Problem details: Where a line contains the word "this", copy that line from the records below.

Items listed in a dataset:

# # # # # # #

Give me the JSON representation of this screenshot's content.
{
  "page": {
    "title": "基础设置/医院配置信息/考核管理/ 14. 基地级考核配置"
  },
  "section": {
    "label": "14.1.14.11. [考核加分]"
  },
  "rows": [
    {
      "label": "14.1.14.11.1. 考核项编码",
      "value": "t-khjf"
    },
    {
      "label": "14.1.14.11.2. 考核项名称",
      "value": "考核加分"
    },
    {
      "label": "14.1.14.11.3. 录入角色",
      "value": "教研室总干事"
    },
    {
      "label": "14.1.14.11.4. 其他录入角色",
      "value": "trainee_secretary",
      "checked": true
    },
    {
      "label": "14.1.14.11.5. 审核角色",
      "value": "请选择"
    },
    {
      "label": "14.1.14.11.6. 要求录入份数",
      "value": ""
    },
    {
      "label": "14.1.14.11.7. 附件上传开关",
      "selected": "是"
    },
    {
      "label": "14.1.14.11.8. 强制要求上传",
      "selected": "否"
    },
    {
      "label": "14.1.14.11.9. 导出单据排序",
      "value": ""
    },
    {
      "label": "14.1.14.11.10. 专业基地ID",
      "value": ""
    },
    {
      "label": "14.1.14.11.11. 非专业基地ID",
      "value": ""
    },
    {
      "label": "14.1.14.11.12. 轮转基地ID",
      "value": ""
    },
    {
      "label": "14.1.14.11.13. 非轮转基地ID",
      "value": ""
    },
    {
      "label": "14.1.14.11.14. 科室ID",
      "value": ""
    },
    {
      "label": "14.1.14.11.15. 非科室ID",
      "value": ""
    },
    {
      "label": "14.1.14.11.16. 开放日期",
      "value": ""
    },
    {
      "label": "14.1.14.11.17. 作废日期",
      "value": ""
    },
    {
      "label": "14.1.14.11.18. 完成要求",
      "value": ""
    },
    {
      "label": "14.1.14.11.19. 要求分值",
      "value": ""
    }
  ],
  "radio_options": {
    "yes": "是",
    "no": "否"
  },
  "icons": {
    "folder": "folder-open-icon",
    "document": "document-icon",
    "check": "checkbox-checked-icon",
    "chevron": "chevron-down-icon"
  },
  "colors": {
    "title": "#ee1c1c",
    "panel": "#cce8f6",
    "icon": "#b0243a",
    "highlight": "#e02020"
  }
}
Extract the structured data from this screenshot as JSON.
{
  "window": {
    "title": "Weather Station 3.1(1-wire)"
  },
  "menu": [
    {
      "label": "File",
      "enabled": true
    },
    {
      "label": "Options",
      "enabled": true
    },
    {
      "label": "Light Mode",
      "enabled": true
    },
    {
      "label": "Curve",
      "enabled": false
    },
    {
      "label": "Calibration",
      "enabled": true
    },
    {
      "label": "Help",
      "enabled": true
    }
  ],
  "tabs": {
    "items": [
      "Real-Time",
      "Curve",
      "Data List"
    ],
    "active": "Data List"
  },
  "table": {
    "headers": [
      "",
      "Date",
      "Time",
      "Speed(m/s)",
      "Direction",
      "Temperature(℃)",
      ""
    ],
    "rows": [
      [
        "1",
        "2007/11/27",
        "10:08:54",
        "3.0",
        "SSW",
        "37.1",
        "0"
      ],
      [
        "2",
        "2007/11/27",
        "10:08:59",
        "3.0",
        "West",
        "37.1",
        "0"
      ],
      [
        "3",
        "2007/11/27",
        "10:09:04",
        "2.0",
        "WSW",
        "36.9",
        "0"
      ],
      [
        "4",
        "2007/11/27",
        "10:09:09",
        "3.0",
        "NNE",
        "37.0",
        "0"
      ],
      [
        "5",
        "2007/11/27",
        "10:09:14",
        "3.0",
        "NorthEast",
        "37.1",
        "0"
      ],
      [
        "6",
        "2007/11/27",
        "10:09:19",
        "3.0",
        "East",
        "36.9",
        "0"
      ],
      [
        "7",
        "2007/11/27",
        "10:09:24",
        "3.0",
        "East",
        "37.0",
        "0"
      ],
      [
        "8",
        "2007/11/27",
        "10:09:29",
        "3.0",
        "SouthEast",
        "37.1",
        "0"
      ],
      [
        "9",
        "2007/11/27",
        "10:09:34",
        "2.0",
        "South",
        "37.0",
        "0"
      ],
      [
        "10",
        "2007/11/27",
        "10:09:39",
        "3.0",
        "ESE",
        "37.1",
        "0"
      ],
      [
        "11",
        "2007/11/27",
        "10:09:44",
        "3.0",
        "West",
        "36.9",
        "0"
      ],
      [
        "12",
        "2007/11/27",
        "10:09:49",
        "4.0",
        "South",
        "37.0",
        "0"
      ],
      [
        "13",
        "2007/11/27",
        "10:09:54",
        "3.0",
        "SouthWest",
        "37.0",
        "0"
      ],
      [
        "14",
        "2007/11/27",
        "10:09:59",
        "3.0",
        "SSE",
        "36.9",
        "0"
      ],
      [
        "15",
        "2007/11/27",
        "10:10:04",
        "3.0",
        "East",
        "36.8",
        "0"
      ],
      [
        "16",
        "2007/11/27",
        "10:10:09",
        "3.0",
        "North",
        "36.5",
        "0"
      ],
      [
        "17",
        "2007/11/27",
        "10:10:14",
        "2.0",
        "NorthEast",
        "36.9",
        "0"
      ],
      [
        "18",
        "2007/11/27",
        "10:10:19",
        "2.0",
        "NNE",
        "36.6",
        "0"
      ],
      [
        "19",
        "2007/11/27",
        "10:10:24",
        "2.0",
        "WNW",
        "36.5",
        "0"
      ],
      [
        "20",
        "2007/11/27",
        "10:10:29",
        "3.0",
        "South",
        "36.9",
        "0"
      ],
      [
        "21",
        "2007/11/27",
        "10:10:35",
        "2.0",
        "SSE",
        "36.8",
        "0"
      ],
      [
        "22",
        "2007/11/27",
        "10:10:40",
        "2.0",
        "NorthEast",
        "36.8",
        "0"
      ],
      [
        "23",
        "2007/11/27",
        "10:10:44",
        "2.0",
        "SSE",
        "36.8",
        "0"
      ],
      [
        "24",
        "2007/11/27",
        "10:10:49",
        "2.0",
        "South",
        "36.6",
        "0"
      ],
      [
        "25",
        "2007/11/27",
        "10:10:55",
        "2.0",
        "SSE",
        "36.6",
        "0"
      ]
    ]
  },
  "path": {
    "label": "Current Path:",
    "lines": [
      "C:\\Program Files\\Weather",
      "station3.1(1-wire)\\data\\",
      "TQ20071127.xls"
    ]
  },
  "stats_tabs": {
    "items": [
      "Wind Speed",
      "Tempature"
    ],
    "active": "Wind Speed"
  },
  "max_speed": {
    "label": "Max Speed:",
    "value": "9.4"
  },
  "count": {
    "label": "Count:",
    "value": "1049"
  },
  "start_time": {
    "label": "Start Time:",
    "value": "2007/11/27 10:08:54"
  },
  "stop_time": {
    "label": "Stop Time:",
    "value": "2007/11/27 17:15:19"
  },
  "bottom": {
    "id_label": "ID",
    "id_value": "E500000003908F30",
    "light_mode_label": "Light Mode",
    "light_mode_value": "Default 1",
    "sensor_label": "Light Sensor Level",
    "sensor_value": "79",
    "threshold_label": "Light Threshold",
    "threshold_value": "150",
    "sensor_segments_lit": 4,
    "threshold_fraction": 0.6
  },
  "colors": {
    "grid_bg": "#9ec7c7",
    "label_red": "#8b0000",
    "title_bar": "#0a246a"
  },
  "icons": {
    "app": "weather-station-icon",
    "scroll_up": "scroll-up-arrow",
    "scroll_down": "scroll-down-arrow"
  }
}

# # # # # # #

Answer section:
Give me the JSON representation of this screenshot's content.
Extract the structured data from this screenshot as JSON.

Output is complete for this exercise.